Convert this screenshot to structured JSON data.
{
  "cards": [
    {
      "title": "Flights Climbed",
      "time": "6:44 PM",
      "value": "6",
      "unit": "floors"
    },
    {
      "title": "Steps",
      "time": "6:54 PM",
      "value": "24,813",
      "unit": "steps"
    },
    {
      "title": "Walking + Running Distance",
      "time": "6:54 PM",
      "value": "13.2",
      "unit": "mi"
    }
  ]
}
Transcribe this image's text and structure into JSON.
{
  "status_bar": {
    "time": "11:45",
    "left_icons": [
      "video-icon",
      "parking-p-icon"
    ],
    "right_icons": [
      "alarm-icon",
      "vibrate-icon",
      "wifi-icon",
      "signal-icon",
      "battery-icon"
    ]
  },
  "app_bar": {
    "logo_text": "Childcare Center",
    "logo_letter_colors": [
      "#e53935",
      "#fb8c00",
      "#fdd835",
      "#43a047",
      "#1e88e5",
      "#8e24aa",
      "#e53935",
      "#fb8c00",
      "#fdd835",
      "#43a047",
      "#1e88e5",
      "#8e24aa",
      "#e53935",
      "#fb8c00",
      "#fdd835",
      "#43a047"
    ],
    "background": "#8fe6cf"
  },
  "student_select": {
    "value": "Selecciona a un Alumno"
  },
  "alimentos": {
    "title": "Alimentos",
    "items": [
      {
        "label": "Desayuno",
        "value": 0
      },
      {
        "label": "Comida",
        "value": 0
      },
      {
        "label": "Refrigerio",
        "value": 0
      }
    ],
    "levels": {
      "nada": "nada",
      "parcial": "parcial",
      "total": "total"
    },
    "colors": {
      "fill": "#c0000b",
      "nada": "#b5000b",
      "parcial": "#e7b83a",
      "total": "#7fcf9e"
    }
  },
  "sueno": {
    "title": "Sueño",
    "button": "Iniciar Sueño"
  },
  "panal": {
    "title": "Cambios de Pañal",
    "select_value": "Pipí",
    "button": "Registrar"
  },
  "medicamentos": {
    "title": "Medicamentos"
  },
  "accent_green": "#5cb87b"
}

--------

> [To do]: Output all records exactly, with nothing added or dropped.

> [Answer to this task]:
Convert this screenshot to structured JSON data.
{
  "cards": [
    {
      "title": "Flights Climbed",
      "time": "6:44 PM",
      "value": "6",
      "unit": "floors"
    },
    {
      "title": "Steps",
      "time": "6:54 PM",
      "value": "24,813",
      "unit": "steps"
    },
    {
      "title": "Walking + Running Distance",
      "time": "6:54 PM",
      "value": "13.2",
      "unit": "mi"
    }
  ]
}
Transcribe this image's text and structure into JSON.
{
  "status_bar": {
    "time": "11:45",
    "left_icons": [
      "video-icon",
      "parking-p-icon"
    ],
    "right_icons": [
      "alarm-icon",
      "vibrate-icon",
      "wifi-icon",
      "signal-icon",
      "battery-icon"
    ]
  },
  "app_bar": {
    "logo_text": "Childcare Center",
    "logo_letter_colors": [
      "#e53935",
      "#fb8c00",
      "#fdd835",
      "#43a047",
      "#1e88e5",
      "#8e24aa",
      "#e53935",
      "#fb8c00",
      "#fdd835",
      "#43a047",
      "#1e88e5",
      "#8e24aa",
      "#e53935",
      "#fb8c00",
      "#fdd835",
      "#43a047"
    ],
    "background": "#8fe6cf"
  },
  "student_select": {
    "value": "Selecciona a un Alumno"
  },
  "alimentos": {
    "title": "Alimentos",
    "items": [
      {
        "label": "Desayuno",
        "value": 0
      },
      {
        "label": "Comida",
        "value": 0
      },
      {
        "label": "Refrigerio",
        "value": 0
      }
    ],
    "levels": {
      "nada": "nada",
      "parcial": "parcial",
      "total": "total"
    },
    "colors": {
      "fill": "#c0000b",
      "nada": "#b5000b",
      "parcial": "#e7b83a",
      "total": "#7fcf9e"
    }
  },
  "sueno": {
    "title": "Sueño",
    "button": "Iniciar Sueño"
  },
  "panal": {
    "title": "Cambios de Pañal",
    "select_value": "Pipí",
    "button": "Registrar"
  },
  "medicamentos": {
    "title": "Medicamentos"
  },
  "accent_green": "#5cb87b"
}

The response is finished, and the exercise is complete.